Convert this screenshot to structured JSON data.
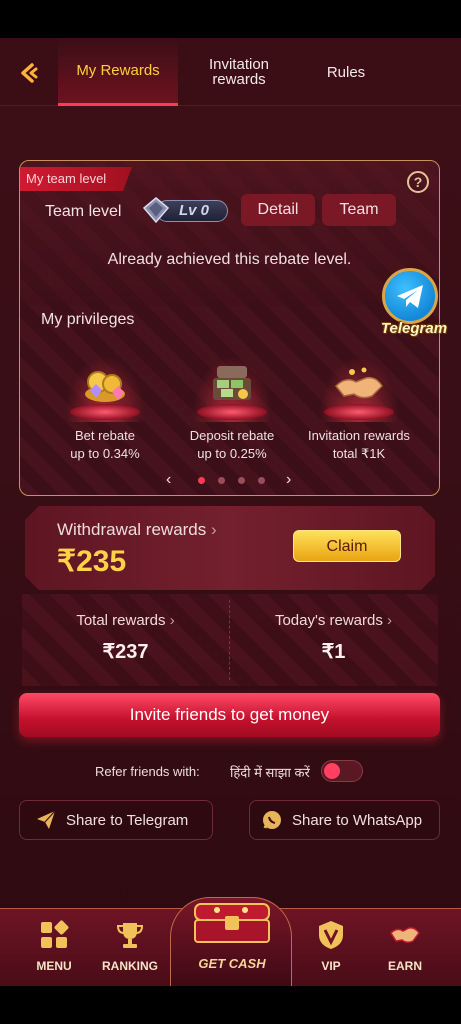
{
  "tabs": [
    {
      "label": "My Rewards",
      "active": true
    },
    {
      "label_line1": "Invitation",
      "label_line2": "rewards",
      "active": false
    },
    {
      "label": "Rules",
      "active": false
    }
  ],
  "team": {
    "ribbon": "My team level",
    "label": "Team level",
    "level": "Lv 0",
    "detail_button": "Detail",
    "team_button": "Team",
    "status": "Already achieved this rebate level."
  },
  "privileges": {
    "title": "My privileges",
    "items": [
      {
        "line1": "Bet rebate",
        "line2": "up to 0.34%",
        "icon": "coins-gems-icon"
      },
      {
        "line1": "Deposit rebate",
        "line2": "up to 0.25%",
        "icon": "money-chest-icon"
      },
      {
        "line1": "Invitation rewards",
        "line2": "total ₹1K",
        "icon": "handshake-icon"
      }
    ],
    "page_count": 4,
    "current_page": 1
  },
  "telegram_float": {
    "label": "Telegram"
  },
  "withdrawal": {
    "title": "Withdrawal rewards",
    "chevron": "›",
    "amount": "₹235",
    "claim_label": "Claim"
  },
  "totals": {
    "total_label": "Total rewards",
    "total_value": "₹237",
    "today_label": "Today's rewards",
    "today_value": "₹1",
    "chevron": "›"
  },
  "invite_button": "Invite friends to get money",
  "refer": {
    "label": "Refer friends with:",
    "language": "हिंदी में साझा करें",
    "toggle_on": false
  },
  "share": {
    "telegram": "Share to Telegram",
    "whatsapp": "Share to WhatsApp"
  },
  "bottom_nav": {
    "menu": "MENU",
    "ranking": "RANKING",
    "get_cash": "GET CASH",
    "vip": "VIP",
    "earn": "EARN"
  },
  "colors": {
    "accent_gold": "#ffd24a",
    "accent_red": "#ff3b54",
    "background": "#3a0e16"
  }
}
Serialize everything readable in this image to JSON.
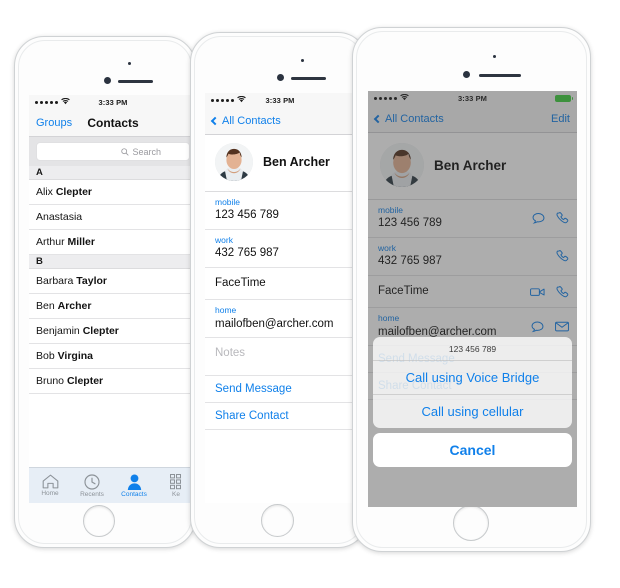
{
  "status_bar": {
    "signal_dots": 5,
    "wifi_icon": "wifi-icon",
    "time": "3:33 PM",
    "battery_color": "#3ecf3e"
  },
  "colors": {
    "accent_blue": "#1080ea",
    "label_blue": "#1080ea",
    "battery_green": "#3ecf3e",
    "section_header_bg": "#ededef",
    "tabbar_bg": "#e7eef6",
    "dim_overlay": "rgba(60,60,60,.42)"
  },
  "phone1": {
    "nav": {
      "left_label": "Groups",
      "title": "Contacts"
    },
    "search": {
      "placeholder": "Search",
      "icon": "search-icon",
      "value": ""
    },
    "sections": [
      {
        "letter": "A",
        "contacts": [
          {
            "first": "Alix",
            "last": "Clepter"
          },
          {
            "first": "Anastasia",
            "last": ""
          },
          {
            "first": "Arthur",
            "last": "Miller"
          }
        ]
      },
      {
        "letter": "B",
        "contacts": [
          {
            "first": "Barbara",
            "last": "Taylor"
          },
          {
            "first": "Ben",
            "last": "Archer"
          },
          {
            "first": "Benjamin",
            "last": "Clepter"
          },
          {
            "first": "Bob",
            "last": "Virgina"
          },
          {
            "first": "Bruno",
            "last": "Clepter"
          }
        ]
      }
    ],
    "tabs": [
      {
        "label": "Home",
        "icon": "home-icon",
        "active": false
      },
      {
        "label": "Recents",
        "icon": "clock-icon",
        "active": false
      },
      {
        "label": "Contacts",
        "icon": "person-icon",
        "active": true
      },
      {
        "label": "Ke",
        "icon": "keypad-icon",
        "active": false
      }
    ]
  },
  "phone2": {
    "nav": {
      "back_label": "All Contacts",
      "back_icon": "chevron-left-icon"
    },
    "contact": {
      "name": "Ben Archer",
      "avatar": "contact-photo",
      "fields": [
        {
          "label": "mobile",
          "value": "123 456 789"
        },
        {
          "label": "work",
          "value": "432 765 987"
        },
        {
          "label": "",
          "value": "FaceTime"
        },
        {
          "label": "home",
          "value": "mailofben@archer.com"
        },
        {
          "label": "",
          "value": "Notes",
          "muted": true
        }
      ],
      "actions": [
        {
          "label": "Send Message"
        },
        {
          "label": "Share Contact"
        }
      ]
    }
  },
  "phone3": {
    "nav": {
      "back_label": "All Contacts",
      "back_icon": "chevron-left-icon",
      "right_label": "Edit"
    },
    "contact": {
      "name": "Ben Archer",
      "avatar": "contact-photo",
      "fields": [
        {
          "label": "mobile",
          "value": "123 456 789",
          "icons": [
            "message-bubble-icon",
            "phone-handset-icon"
          ]
        },
        {
          "label": "work",
          "value": "432 765 987",
          "icons": [
            "phone-handset-icon"
          ]
        },
        {
          "label": "",
          "value": "FaceTime",
          "icons": [
            "video-camera-icon",
            "phone-handset-icon"
          ]
        },
        {
          "label": "home",
          "value": "mailofben@archer.com",
          "icons": [
            "message-bubble-icon",
            "mail-envelope-icon"
          ]
        }
      ],
      "actions": [
        {
          "label": "Send Message"
        },
        {
          "label": "Share Contact"
        }
      ]
    },
    "action_sheet": {
      "title": "123 456 789",
      "options": [
        {
          "label": "Call using Voice Bridge"
        },
        {
          "label": "Call using cellular"
        }
      ],
      "cancel_label": "Cancel"
    }
  }
}
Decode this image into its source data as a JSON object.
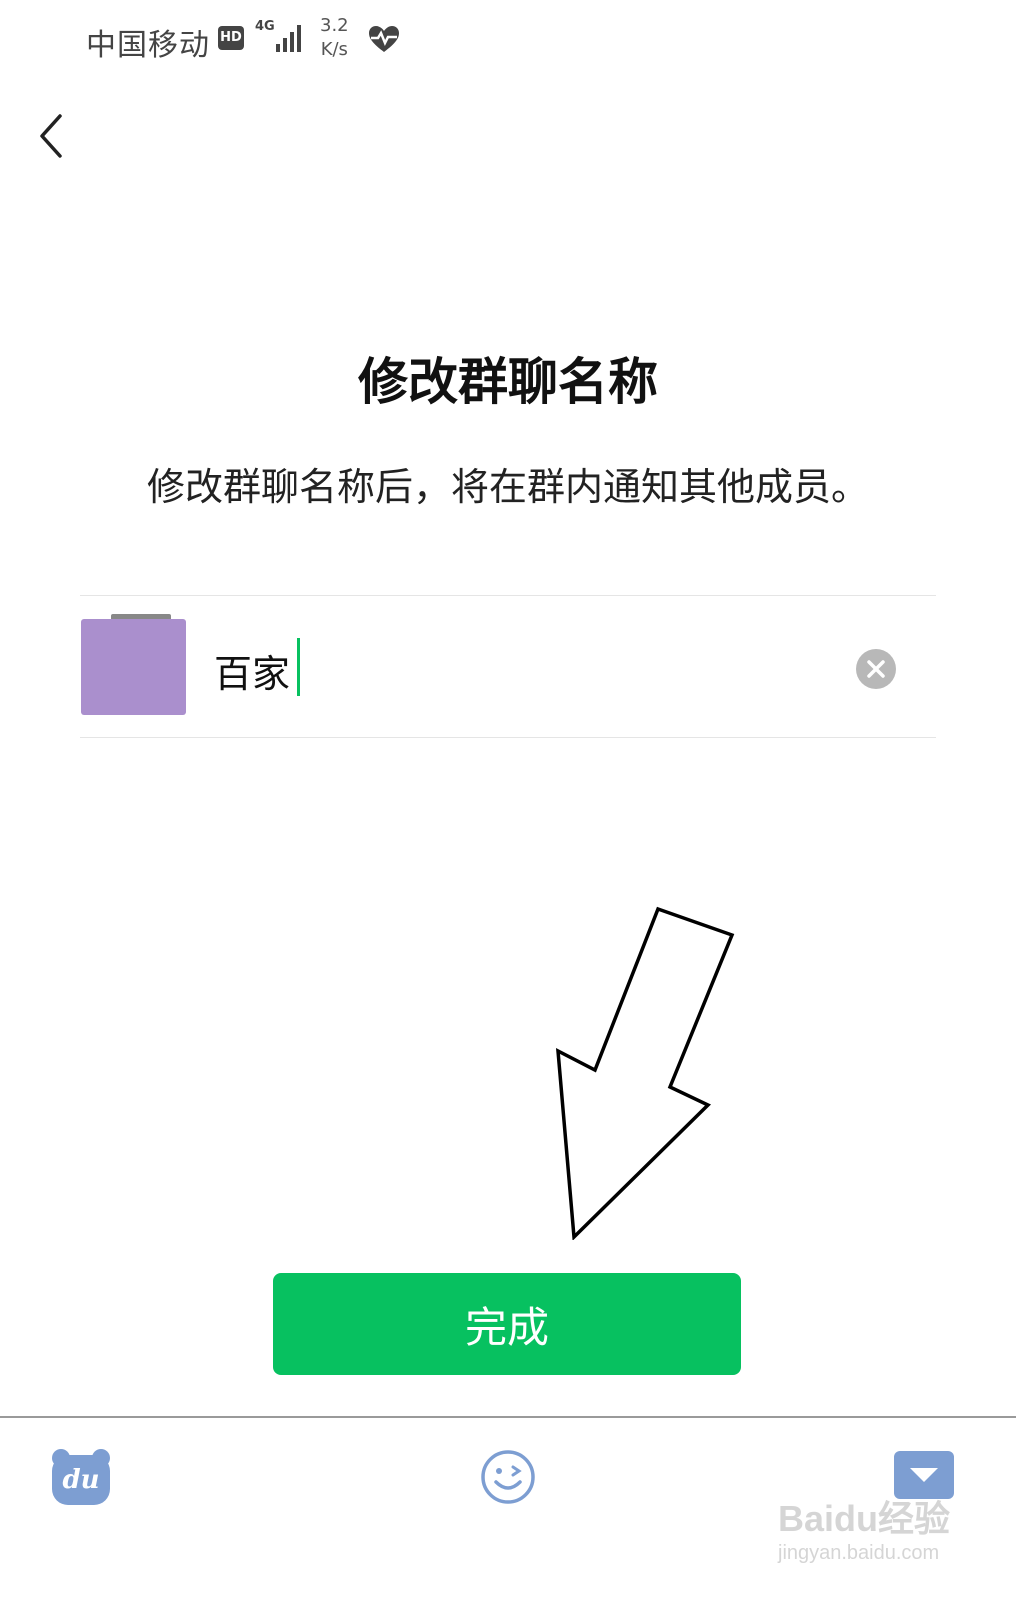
{
  "status_bar": {
    "carrier": "中国移动",
    "hd_badge": "HD",
    "network_type": "4G",
    "speed_value": "3.2",
    "speed_unit": "K/s",
    "signal_icon": "signal-bars-icon",
    "heart_icon": "heart-pulse-icon"
  },
  "nav": {
    "back_icon": "chevron-left-icon"
  },
  "main": {
    "title": "修改群聊名称",
    "subtitle": "修改群聊名称后，将在群内通知其他成员。",
    "group_name_value": "百家",
    "clear_icon": "clear-circle-icon"
  },
  "done_button": {
    "label": "完成",
    "color": "#07c160"
  },
  "keyboard_toolbar": {
    "du_logo_text": "du",
    "emoji_icon": "smiley-wink-icon",
    "hide_keyboard_icon": "keyboard-hide-icon"
  },
  "watermark": {
    "main": "Baidu经验",
    "sub": "jingyan.baidu.com"
  },
  "colors": {
    "accent": "#07c160",
    "avatar": "#aa8fcd",
    "toolbar_icon": "#7d9ed2"
  }
}
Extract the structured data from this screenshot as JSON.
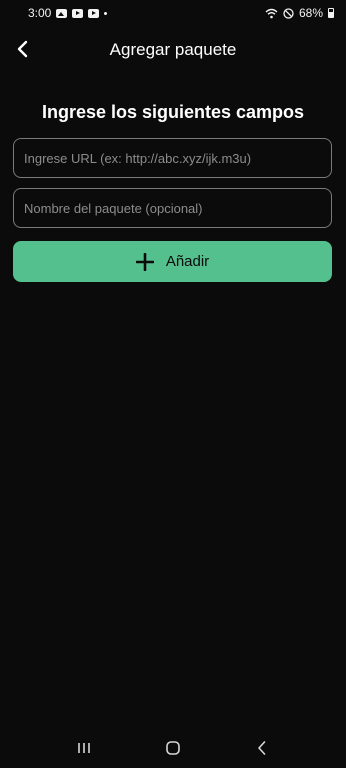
{
  "status_bar": {
    "time": "3:00",
    "battery": "68%",
    "icons": [
      "gallery-icon",
      "youtube-icon",
      "youtube-icon",
      "dot-icon",
      "wifi-icon",
      "do-not-disturb-icon",
      "battery-icon"
    ]
  },
  "app_bar": {
    "back_icon": "chevron-left-icon",
    "title": "Agregar paquete"
  },
  "form": {
    "heading": "Ingrese los siguientes campos",
    "url_placeholder": "Ingrese URL (ex: http://abc.xyz/ijk.m3u)",
    "url_value": "",
    "name_placeholder": "Nombre del paquete (opcional)",
    "name_value": "",
    "add_label": "Añadir",
    "add_icon": "plus-icon"
  },
  "nav_bar": {
    "items": [
      "recents-icon",
      "home-icon",
      "back-icon"
    ]
  },
  "colors": {
    "background": "#0b0b0b",
    "accent": "#54c08e",
    "field_border": "#7a7a7a"
  }
}
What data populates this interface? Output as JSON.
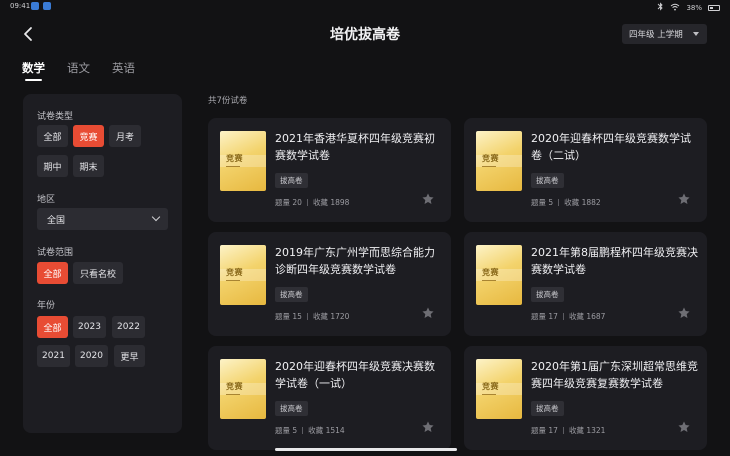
{
  "status_bar": {
    "time": "09:41",
    "battery": "38%"
  },
  "header": {
    "title": "培优拔高卷",
    "grade_select": "四年级 上学期"
  },
  "tabs": [
    {
      "label": "数学",
      "active": true
    },
    {
      "label": "语文",
      "active": false
    },
    {
      "label": "英语",
      "active": false
    }
  ],
  "filters": {
    "type": {
      "label": "试卷类型",
      "options": [
        "全部",
        "竞赛",
        "月考",
        "期中",
        "期末"
      ],
      "selected": "竞赛"
    },
    "region": {
      "label": "地区",
      "value": "全国"
    },
    "scope": {
      "label": "试卷范围",
      "options": [
        "全部",
        "只看名校"
      ],
      "selected": "全部"
    },
    "year": {
      "label": "年份",
      "options": [
        "全部",
        "2023",
        "2022",
        "2021",
        "2020",
        "更早"
      ],
      "selected": "全部"
    }
  },
  "results": {
    "count_text": "共7份试卷",
    "count_label": "题量",
    "fav_label": "收藏",
    "thumb_label": "竞赛",
    "cards": [
      {
        "title": "2021年香港华夏杯四年级竞赛初赛数学试卷",
        "tag": "拔高卷",
        "questions": "20",
        "favorites": "1898"
      },
      {
        "title": "2020年迎春杯四年级竞赛数学试卷（二试）",
        "tag": "拔高卷",
        "questions": "5",
        "favorites": "1882"
      },
      {
        "title": "2019年广东广州学而思综合能力诊断四年级竞赛数学试卷",
        "tag": "拔高卷",
        "questions": "15",
        "favorites": "1720"
      },
      {
        "title": "2021年第8届鹏程杯四年级竞赛决赛数学试卷",
        "tag": "拔高卷",
        "questions": "17",
        "favorites": "1687"
      },
      {
        "title": "2020年迎春杯四年级竞赛决赛数学试卷（一试）",
        "tag": "拔高卷",
        "questions": "5",
        "favorites": "1514"
      },
      {
        "title": "2020年第1届广东深圳超常思维竞赛四年级竞赛复赛数学试卷",
        "tag": "拔高卷",
        "questions": "17",
        "favorites": "1321"
      }
    ]
  },
  "colors": {
    "accent": "#e84c34",
    "background": "#121214",
    "panel": "#1d1d22",
    "chip": "#2c2c32"
  }
}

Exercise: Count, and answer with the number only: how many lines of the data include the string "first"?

Solution to this exercise: 8